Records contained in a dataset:
◇ ◇ ◇ ◇

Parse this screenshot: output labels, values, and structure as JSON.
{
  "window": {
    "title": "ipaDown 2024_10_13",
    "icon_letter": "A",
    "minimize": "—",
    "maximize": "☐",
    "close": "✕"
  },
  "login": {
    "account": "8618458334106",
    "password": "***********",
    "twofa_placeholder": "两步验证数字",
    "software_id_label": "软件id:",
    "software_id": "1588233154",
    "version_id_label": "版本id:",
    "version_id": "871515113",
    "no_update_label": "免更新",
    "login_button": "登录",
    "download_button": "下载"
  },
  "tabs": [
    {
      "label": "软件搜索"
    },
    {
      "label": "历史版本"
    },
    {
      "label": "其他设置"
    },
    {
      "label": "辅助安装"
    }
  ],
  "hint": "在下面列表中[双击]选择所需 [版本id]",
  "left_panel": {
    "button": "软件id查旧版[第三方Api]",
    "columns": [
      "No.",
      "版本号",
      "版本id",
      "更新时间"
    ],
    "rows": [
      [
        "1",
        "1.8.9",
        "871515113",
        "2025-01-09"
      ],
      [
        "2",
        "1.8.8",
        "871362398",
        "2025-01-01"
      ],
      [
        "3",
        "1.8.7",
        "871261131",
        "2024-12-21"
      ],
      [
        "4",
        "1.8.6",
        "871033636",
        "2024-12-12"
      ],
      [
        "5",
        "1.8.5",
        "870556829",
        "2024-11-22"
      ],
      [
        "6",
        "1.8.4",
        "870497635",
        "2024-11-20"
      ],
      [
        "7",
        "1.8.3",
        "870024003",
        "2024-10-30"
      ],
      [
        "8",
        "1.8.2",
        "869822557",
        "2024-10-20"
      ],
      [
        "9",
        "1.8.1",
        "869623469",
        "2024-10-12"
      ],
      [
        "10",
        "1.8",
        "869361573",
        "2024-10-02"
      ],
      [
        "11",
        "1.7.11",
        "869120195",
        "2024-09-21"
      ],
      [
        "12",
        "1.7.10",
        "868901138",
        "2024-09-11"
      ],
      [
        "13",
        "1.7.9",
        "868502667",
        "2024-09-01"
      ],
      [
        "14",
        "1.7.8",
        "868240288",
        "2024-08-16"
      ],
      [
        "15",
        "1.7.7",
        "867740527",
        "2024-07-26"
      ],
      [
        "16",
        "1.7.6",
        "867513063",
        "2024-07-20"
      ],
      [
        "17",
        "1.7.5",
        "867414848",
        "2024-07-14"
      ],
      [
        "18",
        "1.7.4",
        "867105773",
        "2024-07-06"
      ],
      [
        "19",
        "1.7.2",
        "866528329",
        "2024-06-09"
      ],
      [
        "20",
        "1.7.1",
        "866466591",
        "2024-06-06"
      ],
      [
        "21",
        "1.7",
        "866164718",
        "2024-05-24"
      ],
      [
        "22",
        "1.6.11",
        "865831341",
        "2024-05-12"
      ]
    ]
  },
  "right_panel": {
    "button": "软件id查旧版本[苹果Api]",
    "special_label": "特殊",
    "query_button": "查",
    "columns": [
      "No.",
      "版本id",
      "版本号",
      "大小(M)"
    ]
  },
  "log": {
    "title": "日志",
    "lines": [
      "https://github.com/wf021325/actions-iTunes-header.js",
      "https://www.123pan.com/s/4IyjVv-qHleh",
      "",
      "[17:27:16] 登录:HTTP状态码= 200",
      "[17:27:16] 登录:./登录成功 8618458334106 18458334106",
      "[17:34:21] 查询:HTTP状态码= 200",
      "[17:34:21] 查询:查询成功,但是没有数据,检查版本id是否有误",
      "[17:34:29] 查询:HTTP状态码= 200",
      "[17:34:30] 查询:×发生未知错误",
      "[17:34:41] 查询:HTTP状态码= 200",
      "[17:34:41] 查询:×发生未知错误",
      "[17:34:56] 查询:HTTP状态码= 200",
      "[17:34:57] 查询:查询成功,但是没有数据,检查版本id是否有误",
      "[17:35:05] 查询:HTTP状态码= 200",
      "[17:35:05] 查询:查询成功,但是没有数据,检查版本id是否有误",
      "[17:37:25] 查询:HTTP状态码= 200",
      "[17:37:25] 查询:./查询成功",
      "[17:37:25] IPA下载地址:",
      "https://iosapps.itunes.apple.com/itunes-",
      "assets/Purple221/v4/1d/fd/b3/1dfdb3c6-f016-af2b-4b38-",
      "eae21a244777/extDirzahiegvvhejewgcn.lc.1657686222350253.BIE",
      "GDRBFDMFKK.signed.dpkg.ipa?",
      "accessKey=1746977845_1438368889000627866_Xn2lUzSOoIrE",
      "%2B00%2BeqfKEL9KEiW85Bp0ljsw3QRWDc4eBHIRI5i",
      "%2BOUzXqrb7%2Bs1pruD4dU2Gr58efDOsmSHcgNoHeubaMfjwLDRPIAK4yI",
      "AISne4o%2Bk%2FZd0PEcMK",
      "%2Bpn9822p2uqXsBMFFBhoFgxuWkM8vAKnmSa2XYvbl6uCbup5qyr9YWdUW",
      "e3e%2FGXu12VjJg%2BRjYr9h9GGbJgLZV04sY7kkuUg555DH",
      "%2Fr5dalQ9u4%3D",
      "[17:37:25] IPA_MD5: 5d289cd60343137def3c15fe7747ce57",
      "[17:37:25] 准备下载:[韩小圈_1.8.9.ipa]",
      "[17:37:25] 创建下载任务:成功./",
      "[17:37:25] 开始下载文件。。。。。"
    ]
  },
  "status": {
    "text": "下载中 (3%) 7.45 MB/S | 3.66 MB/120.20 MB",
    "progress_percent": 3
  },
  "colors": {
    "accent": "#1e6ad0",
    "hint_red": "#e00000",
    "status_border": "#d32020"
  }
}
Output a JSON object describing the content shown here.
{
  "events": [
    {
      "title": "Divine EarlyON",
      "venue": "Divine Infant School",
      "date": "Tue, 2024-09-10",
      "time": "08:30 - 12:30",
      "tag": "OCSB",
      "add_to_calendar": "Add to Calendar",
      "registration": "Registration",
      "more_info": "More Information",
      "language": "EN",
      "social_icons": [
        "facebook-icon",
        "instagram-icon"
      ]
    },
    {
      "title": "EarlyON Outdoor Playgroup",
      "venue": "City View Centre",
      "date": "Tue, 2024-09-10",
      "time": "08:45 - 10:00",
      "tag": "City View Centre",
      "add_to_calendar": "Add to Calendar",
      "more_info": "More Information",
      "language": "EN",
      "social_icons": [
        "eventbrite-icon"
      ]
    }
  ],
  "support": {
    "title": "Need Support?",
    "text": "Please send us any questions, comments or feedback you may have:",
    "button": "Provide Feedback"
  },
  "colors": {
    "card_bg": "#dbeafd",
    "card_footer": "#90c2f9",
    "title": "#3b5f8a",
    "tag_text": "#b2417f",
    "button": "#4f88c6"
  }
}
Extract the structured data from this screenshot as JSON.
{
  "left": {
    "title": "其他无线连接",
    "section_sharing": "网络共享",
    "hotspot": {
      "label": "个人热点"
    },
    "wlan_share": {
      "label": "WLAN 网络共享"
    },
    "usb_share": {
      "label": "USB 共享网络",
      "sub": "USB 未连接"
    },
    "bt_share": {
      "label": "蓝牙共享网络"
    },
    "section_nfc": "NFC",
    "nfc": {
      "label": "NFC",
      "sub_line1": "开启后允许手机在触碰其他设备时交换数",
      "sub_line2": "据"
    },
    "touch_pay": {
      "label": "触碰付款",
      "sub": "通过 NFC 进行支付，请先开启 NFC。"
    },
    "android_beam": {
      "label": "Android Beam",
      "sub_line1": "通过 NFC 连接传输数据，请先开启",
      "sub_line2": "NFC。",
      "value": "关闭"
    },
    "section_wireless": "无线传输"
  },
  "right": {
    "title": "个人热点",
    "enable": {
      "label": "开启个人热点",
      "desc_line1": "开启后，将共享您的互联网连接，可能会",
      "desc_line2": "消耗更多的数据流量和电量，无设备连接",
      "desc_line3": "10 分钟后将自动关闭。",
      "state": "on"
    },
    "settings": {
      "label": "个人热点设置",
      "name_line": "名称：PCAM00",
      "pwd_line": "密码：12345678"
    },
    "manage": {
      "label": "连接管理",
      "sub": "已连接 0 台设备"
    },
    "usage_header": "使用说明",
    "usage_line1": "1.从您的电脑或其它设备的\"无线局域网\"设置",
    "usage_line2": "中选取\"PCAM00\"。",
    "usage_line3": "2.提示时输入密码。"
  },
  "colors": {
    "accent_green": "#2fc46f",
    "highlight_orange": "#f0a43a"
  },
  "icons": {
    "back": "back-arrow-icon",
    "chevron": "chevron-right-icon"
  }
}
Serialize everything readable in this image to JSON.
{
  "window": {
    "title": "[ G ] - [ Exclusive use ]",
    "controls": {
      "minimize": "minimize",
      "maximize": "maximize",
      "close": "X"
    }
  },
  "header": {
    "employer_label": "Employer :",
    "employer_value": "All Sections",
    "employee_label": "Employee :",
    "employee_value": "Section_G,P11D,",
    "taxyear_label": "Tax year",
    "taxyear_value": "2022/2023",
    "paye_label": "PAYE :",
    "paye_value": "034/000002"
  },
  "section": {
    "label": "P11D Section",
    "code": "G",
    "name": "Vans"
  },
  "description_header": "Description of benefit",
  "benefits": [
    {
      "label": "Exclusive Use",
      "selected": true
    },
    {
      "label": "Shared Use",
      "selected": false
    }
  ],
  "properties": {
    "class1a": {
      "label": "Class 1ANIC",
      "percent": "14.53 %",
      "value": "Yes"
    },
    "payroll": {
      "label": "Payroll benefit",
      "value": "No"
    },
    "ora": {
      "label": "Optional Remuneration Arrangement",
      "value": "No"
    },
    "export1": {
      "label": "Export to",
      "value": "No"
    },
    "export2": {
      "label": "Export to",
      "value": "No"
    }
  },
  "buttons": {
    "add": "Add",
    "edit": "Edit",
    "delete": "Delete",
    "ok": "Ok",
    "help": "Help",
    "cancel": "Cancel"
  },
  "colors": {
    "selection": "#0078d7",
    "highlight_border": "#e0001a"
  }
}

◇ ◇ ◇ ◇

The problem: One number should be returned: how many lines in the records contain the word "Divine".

Result for this task: 2